NDP Loses Big to Muslim Brothers in 2nd Round

NDP Loses Big to Muslim Brothers in 2nd Round

The transparent electoral boxes did not stop fraud and rigging claims.

By Hamdy Al Husseini, IOL Correspondent

CAIRO, November 22, 2005 (IslamOnline.net) – The Muslim Brotherhood (MB) emerged as the frontrunner in Egypt’s second round of general elections, grabbing 13 seats, out of a total 22 that were settled, according to almost final results Tuesday, November 22, with Washington voicing concern over “violence” that was the major headline of the second round.

The ruling National Democratic Party (NDP) – headed by incumbent President Hosni Mubarak – won only six seats and the remaining three went to independents.

The performance of the Muslim Brotherhood means, according to observers and political analysts, that the banned but largely tolerated Islamist group is set to score a total of seats amounting to at least 75, making it the main opposition block in the coming parliament.

41 other MB candidates are contesting a run-off Saturday, November 26, out of a total 59 candidates named by the group in the second round. The figures mean that only 5 candidates lost outright in the polls Sunday, November 20.
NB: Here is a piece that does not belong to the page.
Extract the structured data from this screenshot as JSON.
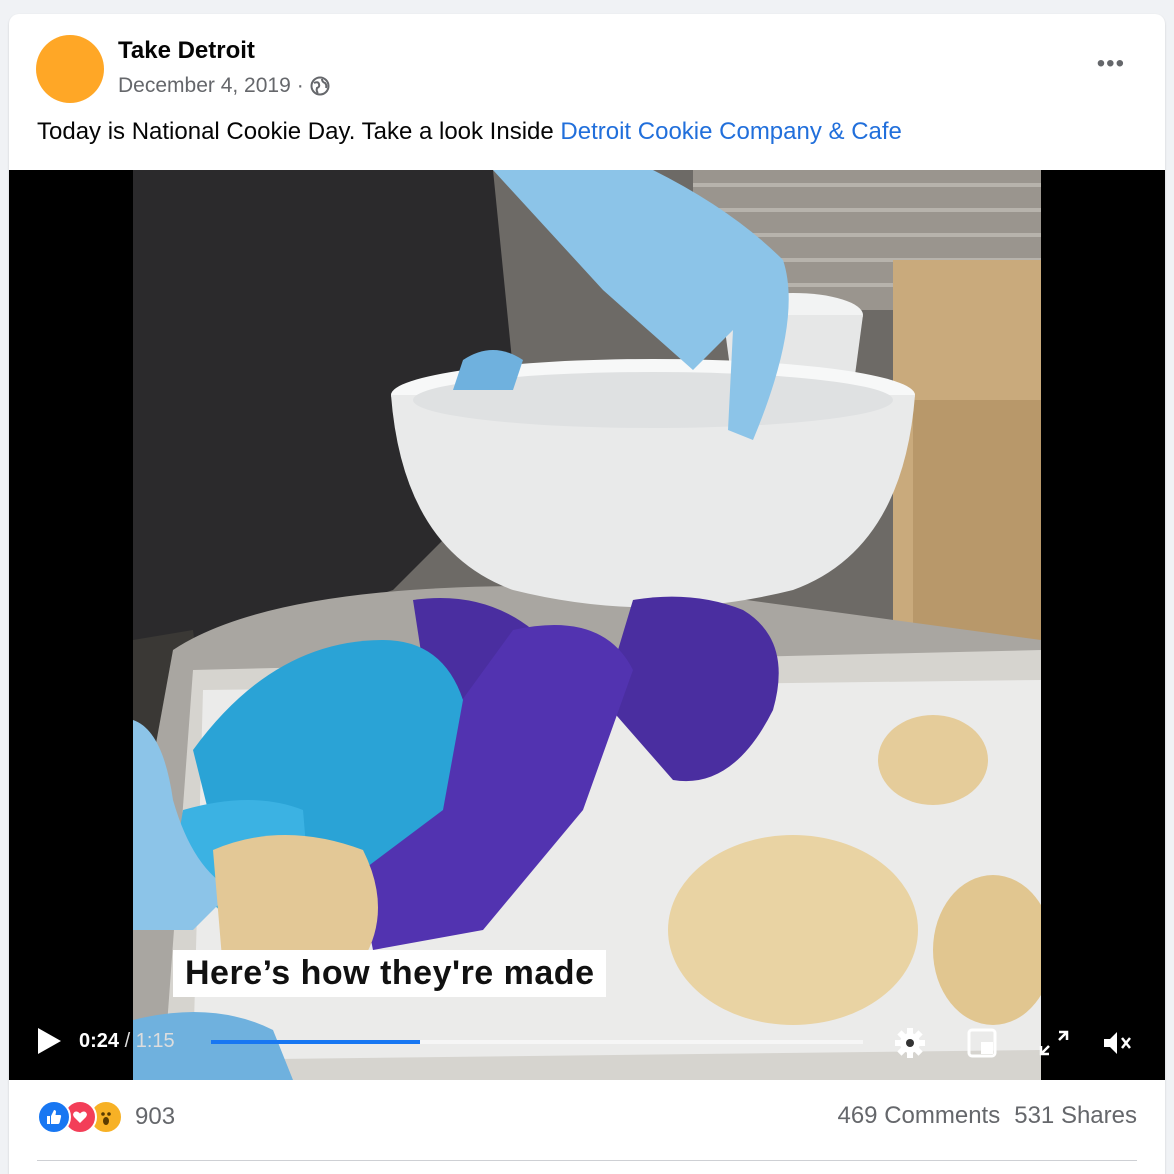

Some 122 seats are to be settled in the hot run-off next Saturday, where 48 NDP candidates are running, some of them are heavyweights, who will try again to win seats they usually grabbed unchallenged in previous elections.

Provocative Forgery

One of the MB losers is former MP Gamal Hishmat, whose crushing victory over NDP heavyweight was reported by a state-owned daily early Monday after the end of vote counting.

According to Al-Misaa daily, a state-owned publication, Dr. Mostafa Al-Fiqy, Hishmat’s opponent had lost outright to Hishmat, with over 20,000 votes difference in favor of the MB candidate. While Hishmat’s representatives and supporters celebrated his victory, the judge made some calls, according to Hishmat himself, and two hours later Al-Fiqy was declared winner.

Al-Gomhourya daily, the big brother publication of Al-Misaa, Tuesday, November 22, ran a major headline reading: “NDP scores crushing victory in the second round of polls”, with a sub-headline reading: “Al-Fiqy trounces Hishmat”.

The result came as a shock not only to Hishmat’s supporters, but also to monitors and observers, who accused the Egyptian regime of cracking down under the huge gains and unexpectedly strong performance by the Muslim Brotherhood.

Hishmat told IOL he would go to court to regain “my right that has been stolen by fraud and rigging”, adding he would ask for “an international probe into the unbelievable forgery of people’s will”.

Traditional political parties, meanwhile, continued their weak and disappointing performance of the first round, not securing a single seat in the second round and only five of their candidates waiting for the run-off.

In the first round, political powers and opposition parties grabbed only 6 seats, out of 164, compared with 114 for the NDP (after accepting back some 48 renegades, who ran as independents), 34 MB members and the rest remained independents.

The elections started Wednesday, November 9, with the run-off 6 days later. The third and final stage is to kick off December 1, and run-offs will be contested December 7, with the first session of the new parliament slated for December 20.

US “Concerned”

Hishmat said he would ask for “an international probe into the unbelievable forgery of people’s will”.

Violence and intimidation, under the watchful eye of state security forces, made the most remarkable phenomenon of the second round.

Late Monday, the United States expressed “real concern” over violence in Egypt’s parliamentary elections and said it expected the Cairo government to ensure a vote free of intimidation.

But the State Department kept its silence on gains registered by the Muslim Brotherhood, insisting that Egypt respects a political process where “all voices are heard”, according to Agence France-Presse (AFP).

Spokesman Sean McCormack spoke a day after the second phase of voting in Egypt, marked by widespread reports of voter intimidation and violence, with at least one election-related death.

“We have noticed recently that there has been an uptick in the level of violence, and this is something that is of real concern,” McCormack told the department’s daily briefing.

“We have talked to the Egyptian government about this issue and urged them to provide an atmosphere so that these elections may unfold in an atmosphere in which people are able to express themselves freely.”

McCormack said Washington had “every expectation” that the government of President Hosni Mubarak, one of its staunchest allies in the Middle East, shared the same goal.

“We think that that is important not only for the Egyptian people, but also for the international perceptions about how the electoral process unfolds, and so that it may unfold in the most free, fair and transparent manner possible.”

Political experts in Egypt had predicted that Mubarak’s National Democratic Party, while in no danger of losing its majority, would use strong-arm tactics to prevent the Islamists from making further inroads.

McCormack made no reference to the election results, other than to say that “a number of independent candidates” appeared to have won seats.